Aim of the exercise – State how many lines of the entries include the string "best", please, leaving out everything but the number.

Provided data –

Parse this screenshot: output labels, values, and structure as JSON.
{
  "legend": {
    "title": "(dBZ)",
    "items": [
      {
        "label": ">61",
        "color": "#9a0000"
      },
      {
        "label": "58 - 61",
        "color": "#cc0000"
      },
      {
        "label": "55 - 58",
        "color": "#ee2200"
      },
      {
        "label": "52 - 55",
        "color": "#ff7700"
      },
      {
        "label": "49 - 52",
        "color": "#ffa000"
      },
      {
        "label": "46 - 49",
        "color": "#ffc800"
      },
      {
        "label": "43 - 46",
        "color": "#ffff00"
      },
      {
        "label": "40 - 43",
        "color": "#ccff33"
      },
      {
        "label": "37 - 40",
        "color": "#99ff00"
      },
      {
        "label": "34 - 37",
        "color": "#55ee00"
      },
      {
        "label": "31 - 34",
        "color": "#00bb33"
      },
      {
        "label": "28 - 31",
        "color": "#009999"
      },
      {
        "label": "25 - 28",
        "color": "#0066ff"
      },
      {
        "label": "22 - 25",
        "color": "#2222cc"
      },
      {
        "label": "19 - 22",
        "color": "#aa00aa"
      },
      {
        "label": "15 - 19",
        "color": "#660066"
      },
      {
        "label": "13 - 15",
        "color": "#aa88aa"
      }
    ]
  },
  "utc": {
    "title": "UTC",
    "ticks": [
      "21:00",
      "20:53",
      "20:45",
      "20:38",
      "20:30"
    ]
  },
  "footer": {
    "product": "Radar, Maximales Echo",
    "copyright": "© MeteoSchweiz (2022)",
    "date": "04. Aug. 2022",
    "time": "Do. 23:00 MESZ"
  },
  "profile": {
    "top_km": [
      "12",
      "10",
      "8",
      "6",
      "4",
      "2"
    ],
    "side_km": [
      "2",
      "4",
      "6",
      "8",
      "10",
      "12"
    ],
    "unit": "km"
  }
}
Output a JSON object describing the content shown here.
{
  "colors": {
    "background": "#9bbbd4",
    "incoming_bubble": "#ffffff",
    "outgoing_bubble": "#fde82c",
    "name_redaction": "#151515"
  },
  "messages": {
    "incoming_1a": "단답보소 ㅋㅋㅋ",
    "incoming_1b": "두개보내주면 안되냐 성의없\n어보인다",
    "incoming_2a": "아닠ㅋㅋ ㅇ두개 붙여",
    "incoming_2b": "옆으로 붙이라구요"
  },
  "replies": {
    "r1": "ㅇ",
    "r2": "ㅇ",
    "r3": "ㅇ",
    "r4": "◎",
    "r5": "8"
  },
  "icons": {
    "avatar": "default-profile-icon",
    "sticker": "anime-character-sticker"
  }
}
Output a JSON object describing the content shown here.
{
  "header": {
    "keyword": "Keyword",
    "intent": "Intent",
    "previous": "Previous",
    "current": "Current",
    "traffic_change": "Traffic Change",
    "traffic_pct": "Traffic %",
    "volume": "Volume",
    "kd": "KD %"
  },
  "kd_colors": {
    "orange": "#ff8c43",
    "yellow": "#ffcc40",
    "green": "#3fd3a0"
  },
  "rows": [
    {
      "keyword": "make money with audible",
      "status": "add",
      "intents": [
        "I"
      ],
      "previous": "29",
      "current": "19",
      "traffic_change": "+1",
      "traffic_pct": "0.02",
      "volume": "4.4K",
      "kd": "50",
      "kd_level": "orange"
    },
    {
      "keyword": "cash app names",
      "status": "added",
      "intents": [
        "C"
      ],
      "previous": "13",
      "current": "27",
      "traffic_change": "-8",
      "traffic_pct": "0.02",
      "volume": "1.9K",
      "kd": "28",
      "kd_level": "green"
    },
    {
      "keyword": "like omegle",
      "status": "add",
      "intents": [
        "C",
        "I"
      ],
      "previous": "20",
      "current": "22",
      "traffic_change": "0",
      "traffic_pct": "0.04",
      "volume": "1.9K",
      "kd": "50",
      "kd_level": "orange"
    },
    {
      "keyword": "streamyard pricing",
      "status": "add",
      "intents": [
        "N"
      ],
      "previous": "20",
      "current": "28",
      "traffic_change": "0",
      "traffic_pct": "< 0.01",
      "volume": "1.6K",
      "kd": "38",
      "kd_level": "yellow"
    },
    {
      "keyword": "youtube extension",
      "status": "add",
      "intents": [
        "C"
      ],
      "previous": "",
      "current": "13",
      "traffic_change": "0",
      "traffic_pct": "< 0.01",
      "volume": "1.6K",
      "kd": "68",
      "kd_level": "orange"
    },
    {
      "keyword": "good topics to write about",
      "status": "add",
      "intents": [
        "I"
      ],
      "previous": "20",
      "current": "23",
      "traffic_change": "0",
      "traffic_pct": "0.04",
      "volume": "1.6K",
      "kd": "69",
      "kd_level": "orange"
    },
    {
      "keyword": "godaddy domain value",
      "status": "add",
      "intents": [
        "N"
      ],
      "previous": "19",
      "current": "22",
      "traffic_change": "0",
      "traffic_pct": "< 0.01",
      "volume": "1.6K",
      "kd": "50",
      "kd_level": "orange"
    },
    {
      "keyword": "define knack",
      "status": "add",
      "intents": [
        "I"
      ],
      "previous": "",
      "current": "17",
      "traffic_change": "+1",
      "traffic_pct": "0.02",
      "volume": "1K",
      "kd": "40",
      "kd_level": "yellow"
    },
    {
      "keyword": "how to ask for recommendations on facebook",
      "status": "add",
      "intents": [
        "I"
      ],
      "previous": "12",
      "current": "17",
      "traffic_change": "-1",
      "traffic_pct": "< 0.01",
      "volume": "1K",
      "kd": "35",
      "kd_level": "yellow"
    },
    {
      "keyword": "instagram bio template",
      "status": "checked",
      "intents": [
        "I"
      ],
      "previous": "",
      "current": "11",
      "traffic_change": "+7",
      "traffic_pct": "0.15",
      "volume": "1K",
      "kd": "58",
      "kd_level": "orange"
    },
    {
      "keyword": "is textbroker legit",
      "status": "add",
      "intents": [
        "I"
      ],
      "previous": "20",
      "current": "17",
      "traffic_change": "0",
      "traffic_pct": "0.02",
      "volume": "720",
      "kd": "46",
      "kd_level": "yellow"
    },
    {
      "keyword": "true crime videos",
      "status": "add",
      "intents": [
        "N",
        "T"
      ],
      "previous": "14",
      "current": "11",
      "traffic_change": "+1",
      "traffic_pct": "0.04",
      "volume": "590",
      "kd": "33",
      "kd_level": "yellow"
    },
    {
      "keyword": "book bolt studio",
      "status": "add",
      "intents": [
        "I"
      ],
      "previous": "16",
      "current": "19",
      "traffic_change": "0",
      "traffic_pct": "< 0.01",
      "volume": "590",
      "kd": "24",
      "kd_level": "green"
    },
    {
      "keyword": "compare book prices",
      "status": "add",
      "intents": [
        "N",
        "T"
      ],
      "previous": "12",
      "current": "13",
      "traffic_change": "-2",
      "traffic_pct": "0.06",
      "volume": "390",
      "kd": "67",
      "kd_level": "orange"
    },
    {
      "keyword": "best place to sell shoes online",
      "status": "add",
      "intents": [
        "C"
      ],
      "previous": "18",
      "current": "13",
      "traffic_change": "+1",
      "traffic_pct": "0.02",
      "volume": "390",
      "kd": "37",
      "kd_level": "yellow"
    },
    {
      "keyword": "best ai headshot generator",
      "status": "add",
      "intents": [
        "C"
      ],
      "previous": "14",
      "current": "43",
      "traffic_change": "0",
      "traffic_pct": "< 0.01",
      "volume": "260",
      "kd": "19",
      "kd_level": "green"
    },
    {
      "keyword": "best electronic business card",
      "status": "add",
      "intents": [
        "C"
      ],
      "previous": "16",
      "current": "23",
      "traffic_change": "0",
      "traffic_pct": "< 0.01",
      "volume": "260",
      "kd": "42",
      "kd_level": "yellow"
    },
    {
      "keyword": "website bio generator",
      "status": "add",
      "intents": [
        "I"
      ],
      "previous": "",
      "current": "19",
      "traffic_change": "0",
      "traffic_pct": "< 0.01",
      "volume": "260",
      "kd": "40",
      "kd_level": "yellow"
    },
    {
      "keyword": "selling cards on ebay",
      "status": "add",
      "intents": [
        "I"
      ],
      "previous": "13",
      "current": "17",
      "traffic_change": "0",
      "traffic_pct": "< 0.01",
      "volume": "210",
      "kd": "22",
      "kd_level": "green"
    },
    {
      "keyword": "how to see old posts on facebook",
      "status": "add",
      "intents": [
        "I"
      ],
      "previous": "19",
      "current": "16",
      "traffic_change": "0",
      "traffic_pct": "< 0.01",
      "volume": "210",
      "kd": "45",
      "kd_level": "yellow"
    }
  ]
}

Answer to the problem – 3